Based on the New York Times article below (also distributed by the ASCD Smart Brief), a new study from the Kaiser Family Foundation found that children ages 8 to 18 spend more than seven and a half hours per day using a smart phone, computer, television or other electronic device. Additionally, because many of them are multitasking, some children are actually cramming almost 11 hours on average of media content into those seven and a half hours.
The study surveyed more than 2,000 students in grades 3 to 12 between October 2008 and May 2009. The report says that the heaviest media users are black and Hispanic youths and pre-teens (ages 11 to 14). As the article summaries: “The third in a series, the study found that young people’s media consumption grew far more in the last five years than from 1999 to 2004, as sophisticated mobile technology like iPods and smart phones brought media access into teenagers’ pockets and beds.”
When the study was conducted in 2004, media use was less than six and a half hours and authors of the survey concluded that it could not increase. Yet, not only has digital use increased, the study also found “that heavy media use is associated with several negatives, including behavior problems and lower grades.” While the study does not say whether media use causes specific problems, or whether troubled youths turn to heavy media use, here are relevant implications from the report:
• “47 percent of the heaviest media users — those who consumed at least 16 hours a day — had mostly C’s or lower, compared with 23 percent of those who typically consumed media three hours a day or less.
• The heaviest media users were also more likely than the lightest users to report that they were bored or sad, or that they got into trouble, did not get along well with their parents and were not happy at school.
• Other studies have established a link between screen time and obesity.”
For better or worse, technology is the way students communicate today. Our students are now living their lives on the electronic network, posting their photos, revealing their desires, making their friends, defining their identities. Stacey DeWitt on her Connect with Kids website writes, “Along with its benefits, the online world brings plagiarism and cheating, bullying, ‘sexting,’ cyberbullying and exposure kids have never had at such a young age.” Baroness Susan Greenfield, Oxford Professor of neuroscience and the Director of the Royal Institute, argues that “electronic media, especially social networking sites, are replacing children’s deep cognitive skills with short-term sensory ones,” thereby trivializing their notion of real friendship and community.
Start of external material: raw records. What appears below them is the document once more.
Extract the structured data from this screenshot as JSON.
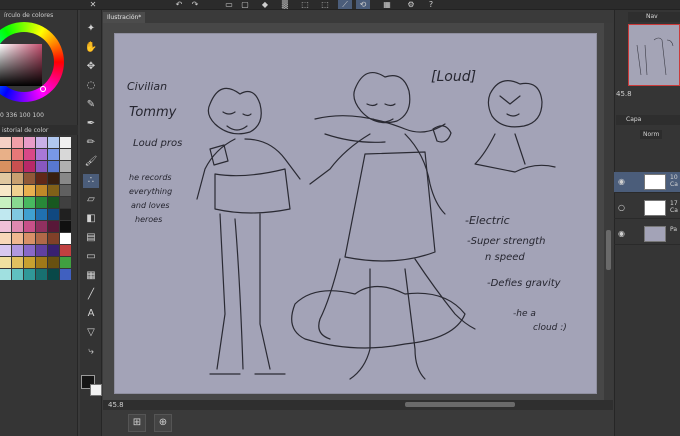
{
  "document": {
    "tab_label": "Ilustración*"
  },
  "panels": {
    "color_wheel_title": "írculo de colores",
    "color_history_title": "istorial de color",
    "hsv_readout": "0 336 100 100",
    "navigator_title": "Nav",
    "layers_title": "Capa",
    "blend_mode": "Norm"
  },
  "zoom": {
    "canvas": "45.8",
    "navigator": "45.8"
  },
  "layers": [
    {
      "name_line1": "10",
      "name_line2": "Ca",
      "visible": true,
      "active": true
    },
    {
      "name_line1": "17",
      "name_line2": "Ca",
      "visible": false,
      "active": false
    },
    {
      "name_line1": "Pa",
      "name_line2": "",
      "visible": true,
      "active": false
    }
  ],
  "sketch_text": {
    "civilian": "Civilian",
    "tommy": "Tommy",
    "loud_pros": "Loud pros",
    "note1": "he records",
    "note2": "everything",
    "note3": "and loves",
    "note4": "heroes",
    "hero_name": "[Loud]",
    "power1": "-Electric",
    "power2": "-Super strength",
    "power3": "n speed",
    "power4": "-Defies gravity",
    "power5": "-he a",
    "power6": "cloud :)"
  },
  "icons": {
    "tools": [
      "cursor-icon",
      "hand-icon",
      "move-icon",
      "lasso-icon",
      "eyedropper-icon",
      "pen-icon",
      "pencil-icon",
      "brush-icon",
      "airbrush-icon",
      "eraser-icon",
      "fill-icon",
      "gradient-icon",
      "figure-icon",
      "frame-icon",
      "ruler-icon",
      "text-icon",
      "balloon-icon",
      "correct-line-icon"
    ]
  }
}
Like so many things, perhaps technology is neither intrinsically good nor bad. It all depends on how students use it. So, here are logical questions:
What are constructive alternatives educators and parents can offer students? One alternative is building pen pal relationships with their peers in other parts of the world. Some children, particularly in poorer countries, are discovering for the first time the power of the web to connect human beings all over the globe for the purpose of conversation, collaboration and yes, friendship.
How can we help students navigate a brand new world built on the healthy craving for connection and keep students interested in reading books?
How can we accurately and effectively warn students about the perils of self-revelation and over-reliance on social media?
The New York Times
January 20, 2010
If Your Kids Are Awake, They’re Probably Online
By TAMAR LEWIN
The average young American now spends practically every waking minute — except for the time in school — using a smart phone, computer, television or other electronic device, according to a new study from the Kaiser Family Foundation.
Those ages 8 to 18 spend more than seven and a half hours a day with such devices, compared with less than six and a half hours five years ago, when the study was last conducted. And that does not count the hour and a half that youths spend texting, or the half-hour they talk on their cellphones.
And because so many of them are multitasking — say, surfing the Internet while listening to music — they pack on average nearly 11 hours of media content into that seven and a half hours.
“I feel like my days would be boring without it,” said Francisco Sepulveda, a 14-year-old Bronx eighth grader who uses his smart phone to surf the Web, watch videos, listen to music — and send or receive about 500 texts a day.
To view this entire article visit www.nytimes.com